> **WHAT TO PRODUCE**: Your reply should repeat all records verbatim and contain no images.

[Records excerpted from a collection]
______________________________

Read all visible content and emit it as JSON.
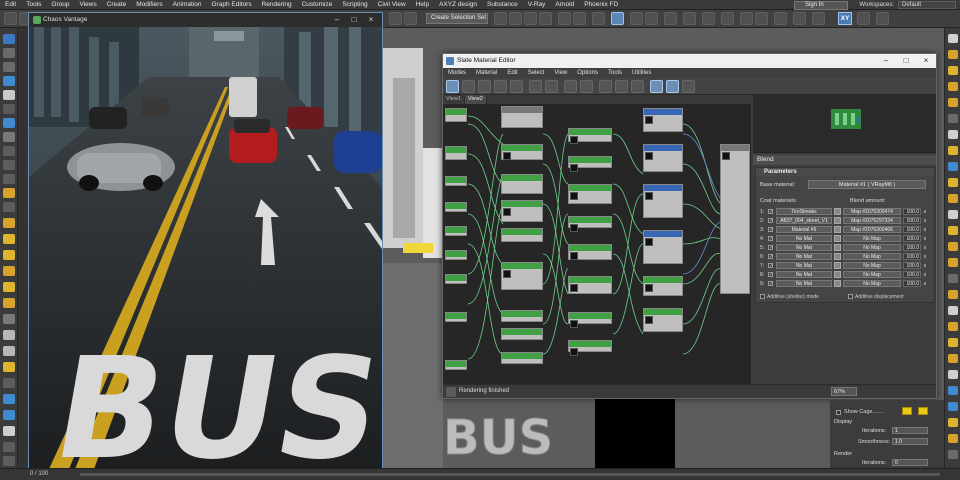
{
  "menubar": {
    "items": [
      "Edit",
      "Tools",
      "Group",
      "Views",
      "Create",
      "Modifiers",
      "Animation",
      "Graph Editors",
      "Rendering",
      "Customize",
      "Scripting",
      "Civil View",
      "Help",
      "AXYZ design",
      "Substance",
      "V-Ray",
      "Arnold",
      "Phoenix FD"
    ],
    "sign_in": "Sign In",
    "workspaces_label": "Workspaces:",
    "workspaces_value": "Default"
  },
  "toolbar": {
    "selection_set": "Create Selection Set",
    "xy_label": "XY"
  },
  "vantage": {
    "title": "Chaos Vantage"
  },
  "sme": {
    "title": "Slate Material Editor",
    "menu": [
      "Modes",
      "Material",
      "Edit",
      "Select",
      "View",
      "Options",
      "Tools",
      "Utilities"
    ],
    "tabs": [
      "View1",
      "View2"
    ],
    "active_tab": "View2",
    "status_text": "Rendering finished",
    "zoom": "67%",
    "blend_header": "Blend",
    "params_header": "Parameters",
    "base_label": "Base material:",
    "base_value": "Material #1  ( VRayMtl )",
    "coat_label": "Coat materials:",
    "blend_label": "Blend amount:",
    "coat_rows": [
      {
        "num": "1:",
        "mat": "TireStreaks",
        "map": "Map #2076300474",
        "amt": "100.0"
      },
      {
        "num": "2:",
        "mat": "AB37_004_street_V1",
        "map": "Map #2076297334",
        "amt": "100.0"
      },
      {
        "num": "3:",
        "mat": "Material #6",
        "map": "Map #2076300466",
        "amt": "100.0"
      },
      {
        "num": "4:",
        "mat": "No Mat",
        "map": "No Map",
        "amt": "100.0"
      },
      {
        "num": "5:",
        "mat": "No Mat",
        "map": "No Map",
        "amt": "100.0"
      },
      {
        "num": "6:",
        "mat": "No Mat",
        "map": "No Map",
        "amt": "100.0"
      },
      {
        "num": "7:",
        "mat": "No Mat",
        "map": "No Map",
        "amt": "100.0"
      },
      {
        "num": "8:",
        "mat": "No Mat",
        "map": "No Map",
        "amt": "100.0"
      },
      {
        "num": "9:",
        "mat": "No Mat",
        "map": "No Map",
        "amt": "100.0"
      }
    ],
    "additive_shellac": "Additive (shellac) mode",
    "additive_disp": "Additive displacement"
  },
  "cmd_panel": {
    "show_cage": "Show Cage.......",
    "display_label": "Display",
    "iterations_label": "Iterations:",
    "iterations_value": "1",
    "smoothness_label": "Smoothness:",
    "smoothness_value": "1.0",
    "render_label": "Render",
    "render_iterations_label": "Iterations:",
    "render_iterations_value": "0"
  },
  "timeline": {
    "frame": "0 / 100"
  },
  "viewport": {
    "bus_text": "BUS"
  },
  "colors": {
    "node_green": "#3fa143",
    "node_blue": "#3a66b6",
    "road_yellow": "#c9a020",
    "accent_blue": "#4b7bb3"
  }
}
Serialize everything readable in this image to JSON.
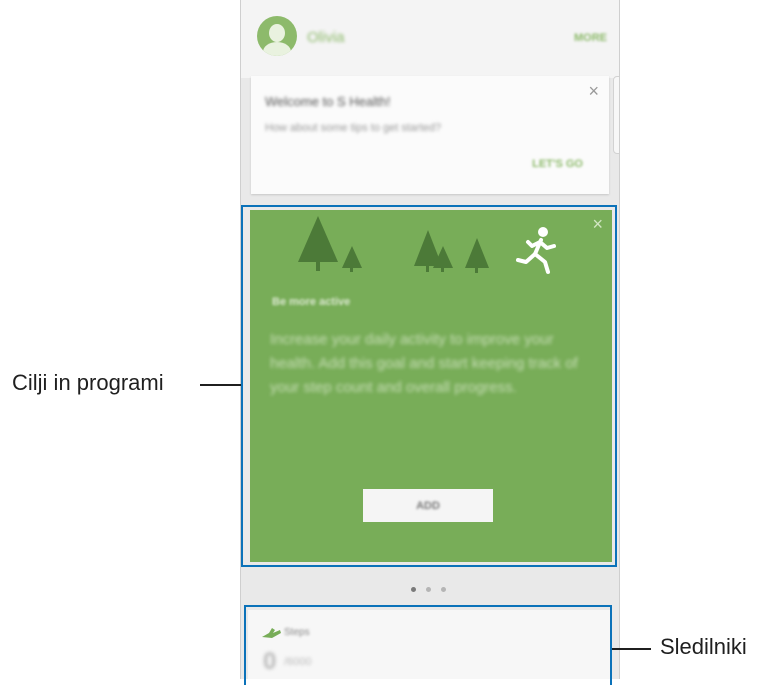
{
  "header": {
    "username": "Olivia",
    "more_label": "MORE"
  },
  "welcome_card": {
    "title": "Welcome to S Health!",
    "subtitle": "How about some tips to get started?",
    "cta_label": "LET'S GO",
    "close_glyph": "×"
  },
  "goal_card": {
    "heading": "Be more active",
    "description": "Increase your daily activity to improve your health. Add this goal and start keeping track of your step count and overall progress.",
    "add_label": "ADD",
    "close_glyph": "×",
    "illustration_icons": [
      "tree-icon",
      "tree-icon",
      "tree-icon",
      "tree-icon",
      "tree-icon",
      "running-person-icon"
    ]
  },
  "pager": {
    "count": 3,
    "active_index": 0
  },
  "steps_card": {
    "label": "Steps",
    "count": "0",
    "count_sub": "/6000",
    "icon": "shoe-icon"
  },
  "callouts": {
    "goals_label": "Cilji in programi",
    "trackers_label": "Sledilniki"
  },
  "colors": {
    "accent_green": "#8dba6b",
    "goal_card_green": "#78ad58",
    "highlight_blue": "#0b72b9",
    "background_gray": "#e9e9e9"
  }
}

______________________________

> **ANSWER BELOW**:
Read all visible content and emit it as JSON.
{
  "menubar": {
    "items": [
      "Edit",
      "Tools",
      "Group",
      "Views",
      "Create",
      "Modifiers",
      "Animation",
      "Graph Editors",
      "Rendering",
      "Customize",
      "Scripting",
      "Civil View",
      "Help",
      "AXYZ design",
      "Substance",
      "V-Ray",
      "Arnold",
      "Phoenix FD"
    ],
    "sign_in": "Sign In",
    "workspaces_label": "Workspaces:",
    "workspaces_value": "Default"
  },
  "toolbar": {
    "selection_set": "Create Selection Set",
    "xy_label": "XY"
  },
  "vantage": {
    "title": "Chaos Vantage"
  },
  "sme": {
    "title": "Slate Material Editor",
    "menu": [
      "Modes",
      "Material",
      "Edit",
      "Select",
      "View",
      "Options",
      "Tools",
      "Utilities"
    ],
    "tabs": [
      "View1",
      "View2"
    ],
    "active_tab": "View2",
    "status_text": "Rendering finished",
    "zoom": "67%",
    "blend_header": "Blend",
    "params_header": "Parameters",
    "base_label": "Base material:",
    "base_value": "Material #1  ( VRayMtl )",
    "coat_label": "Coat materials:",
    "blend_label": "Blend amount:",
    "coat_rows": [
      {
        "num": "1:",
        "mat": "TireStreaks",
        "map": "Map #2076300474",
        "amt": "100.0"
      },
      {
        "num": "2:",
        "mat": "AB37_004_street_V1",
        "map": "Map #2076297334",
        "amt": "100.0"
      },
      {
        "num": "3:",
        "mat": "Material #6",
        "map": "Map #2076300466",
        "amt": "100.0"
      },
      {
        "num": "4:",
        "mat": "No Mat",
        "map": "No Map",
        "amt": "100.0"
      },
      {
        "num": "5:",
        "mat": "No Mat",
        "map": "No Map",
        "amt": "100.0"
      },
      {
        "num": "6:",
        "mat": "No Mat",
        "map": "No Map",
        "amt": "100.0"
      },
      {
        "num": "7:",
        "mat": "No Mat",
        "map": "No Map",
        "amt": "100.0"
      },
      {
        "num": "8:",
        "mat": "No Mat",
        "map": "No Map",
        "amt": "100.0"
      },
      {
        "num": "9:",
        "mat": "No Mat",
        "map": "No Map",
        "amt": "100.0"
      }
    ],
    "additive_shellac": "Additive (shellac) mode",
    "additive_disp": "Additive displacement"
  },
  "cmd_panel": {
    "show_cage": "Show Cage.......",
    "display_label": "Display",
    "iterations_label": "Iterations:",
    "iterations_value": "1",
    "smoothness_label": "Smoothness:",
    "smoothness_value": "1.0",
    "render_label": "Render",
    "render_iterations_label": "Iterations:",
    "render_iterations_value": "0"
  },
  "timeline": {
    "frame": "0 / 100"
  },
  "viewport": {
    "bus_text": "BUS"
  },
  "colors": {
    "node_green": "#3fa143",
    "node_blue": "#3a66b6",
    "road_yellow": "#c9a020",
    "accent_blue": "#4b7bb3"
  }
}
Serialize everything readable in this image to JSON.
{
  "header": {
    "username": "Olivia",
    "more_label": "MORE"
  },
  "welcome_card": {
    "title": "Welcome to S Health!",
    "subtitle": "How about some tips to get started?",
    "cta_label": "LET'S GO",
    "close_glyph": "×"
  },
  "goal_card": {
    "heading": "Be more active",
    "description": "Increase your daily activity to improve your health. Add this goal and start keeping track of your step count and overall progress.",
    "add_label": "ADD",
    "close_glyph": "×",
    "illustration_icons": [
      "tree-icon",
      "tree-icon",
      "tree-icon",
      "tree-icon",
      "tree-icon",
      "running-person-icon"
    ]
  },
  "pager": {
    "count": 3,
    "active_index": 0
  },
  "steps_card": {
    "label": "Steps",
    "count": "0",
    "count_sub": "/6000",
    "icon": "shoe-icon"
  },
  "callouts": {
    "goals_label": "Cilji in programi",
    "trackers_label": "Sledilniki"
  },
  "colors": {
    "accent_green": "#8dba6b",
    "goal_card_green": "#78ad58",
    "highlight_blue": "#0b72b9",
    "background_gray": "#e9e9e9"
  }
}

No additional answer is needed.